How the Lodging Industry Can Help the Environmental Movement

How the Lodging Industry Can Help the Environmental Movement

Independence Day in the United States is certainly a holiday worth celebrating. I hope my U.S. readers found time to celebrate it with their families and friends -- and guests. I will never forget the excitement in our country back in 1976 during the Bicentennial. The celebration went on for months. Gasoline at that time was priced at a little more than a dollar a gallon. Even at that price, a large crowd of people gathered in Boston and threw packages labeled “Gulf Oil” and “Exxon” into Boston Harbor -- kind of like the Boston Tea Party all over again, but not as effective.

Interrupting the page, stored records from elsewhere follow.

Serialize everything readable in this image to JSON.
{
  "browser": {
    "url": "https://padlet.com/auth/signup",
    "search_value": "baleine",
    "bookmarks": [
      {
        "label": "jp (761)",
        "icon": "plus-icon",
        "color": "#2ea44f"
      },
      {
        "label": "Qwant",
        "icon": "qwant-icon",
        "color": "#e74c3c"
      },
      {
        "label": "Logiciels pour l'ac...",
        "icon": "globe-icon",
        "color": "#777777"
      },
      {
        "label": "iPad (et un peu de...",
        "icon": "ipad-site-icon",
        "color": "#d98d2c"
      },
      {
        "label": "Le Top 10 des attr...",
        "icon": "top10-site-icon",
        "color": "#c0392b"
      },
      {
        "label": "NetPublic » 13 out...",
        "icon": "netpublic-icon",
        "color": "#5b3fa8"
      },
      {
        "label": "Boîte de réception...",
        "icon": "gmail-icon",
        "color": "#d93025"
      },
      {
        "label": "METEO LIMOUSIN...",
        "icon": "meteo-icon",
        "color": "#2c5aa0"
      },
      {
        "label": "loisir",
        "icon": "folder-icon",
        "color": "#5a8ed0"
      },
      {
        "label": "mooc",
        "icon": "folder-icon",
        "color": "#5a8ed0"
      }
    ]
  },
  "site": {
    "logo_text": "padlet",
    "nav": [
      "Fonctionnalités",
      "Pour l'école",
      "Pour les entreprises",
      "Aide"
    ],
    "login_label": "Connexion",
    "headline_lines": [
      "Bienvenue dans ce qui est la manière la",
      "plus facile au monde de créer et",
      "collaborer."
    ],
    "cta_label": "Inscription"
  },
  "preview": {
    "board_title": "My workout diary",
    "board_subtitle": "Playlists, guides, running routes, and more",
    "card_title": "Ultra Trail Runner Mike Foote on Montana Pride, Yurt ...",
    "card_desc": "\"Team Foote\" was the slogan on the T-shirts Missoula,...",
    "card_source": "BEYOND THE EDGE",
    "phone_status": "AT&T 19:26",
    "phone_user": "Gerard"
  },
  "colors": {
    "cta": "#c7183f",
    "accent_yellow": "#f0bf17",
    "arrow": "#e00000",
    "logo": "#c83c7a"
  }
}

I have been thinking about the United States' independence this past week. From an energy perspective, the country is far from independent. The United States imports almost 70 percent of its oil from other countries -- places like Saudi Arabia where, prior to this year, women were not allowed to enter hotels without a chaperone. Where freedom of speech and the press are restricted for everyone and public demonstrations are forbidden. Where political parties are not allowed, and where there is no freedom of religion. The next true Independence Day in the United States will be the day when we can proudly say that we no longer support repressive regimes with dollars spent on oil.

The travel industry is just as dependent, and just as addicted to the purchase of oil and gas from places where freedom is limited. Admittedly, it is difficult to think this way when pulling up to the pump for a vacation fill-up, while hopping on a plane for a business meeting or trade show, or while welcoming a guest who has just driven to your property. There are no quick and easy solutions, are there?

A Time for Leadership

Rather than doing nothing, I contend it is the travel industry's responsibility to demonstrate leadership during this transformative time in our country's history. Here is what I believe our industry's leading companies should do now to help the United States reduce its dependence on non-U.S. fuel sources.

  • Stop building inefficient buildings. Require all new buildings to meet Leadership in Energy and Environmental Design (LEED) and/or Energy Star certification level standards. Raise operational standards in existing buildings to require energy efficient lighting, guestroom energy management systems and lighting control systems in all properties. This will help weed out those structures that are energy hogs.
  • Stop building hotels, motels, resorts and inns in outlying areas that require many miles of driving or flying to reach. Locate new properties in areas accessible to public transportation. This will benefit both guests and staff.
  • Where feasible, incorporate wind and/or solar technologies. This can happen with new and existing structures. Develop and support funding mechanisms that incentivize these additions. Implement geothermal systems for heating and cooling.
  • Reward guests and staff who drive fuel-efficient vehicles. Replace on-property vehicles with fuel-efficient ones -- even electric ones where possible (at resorts, etc.) Make bicycles available to guests and staff. Encourage walking and provide walking maps to guests. One-third of Americans are obese. Walking and bicycling could help a lot of people.
  • Offset the carbon impact of your business and offer guests the option to offset their travel through the purchase of renewable energy credits. This will help support the development of a renewable energy infrastructure.
  • Lobby and encourage those organizations that can have the greatest energy reduction impact in the shortest period of time -- the automotive, utilities, trucking and airline industries, for example.
  • Purchase as many goods as possible that are made or grown locally. You will help to reduce the demand for oil needed to transport the goods long distances.
There are many more steps our industry can take. Please feel free to send me your suggestions and I will share them in future columns.

Glenn Hasek is the editor of Green Lodging News.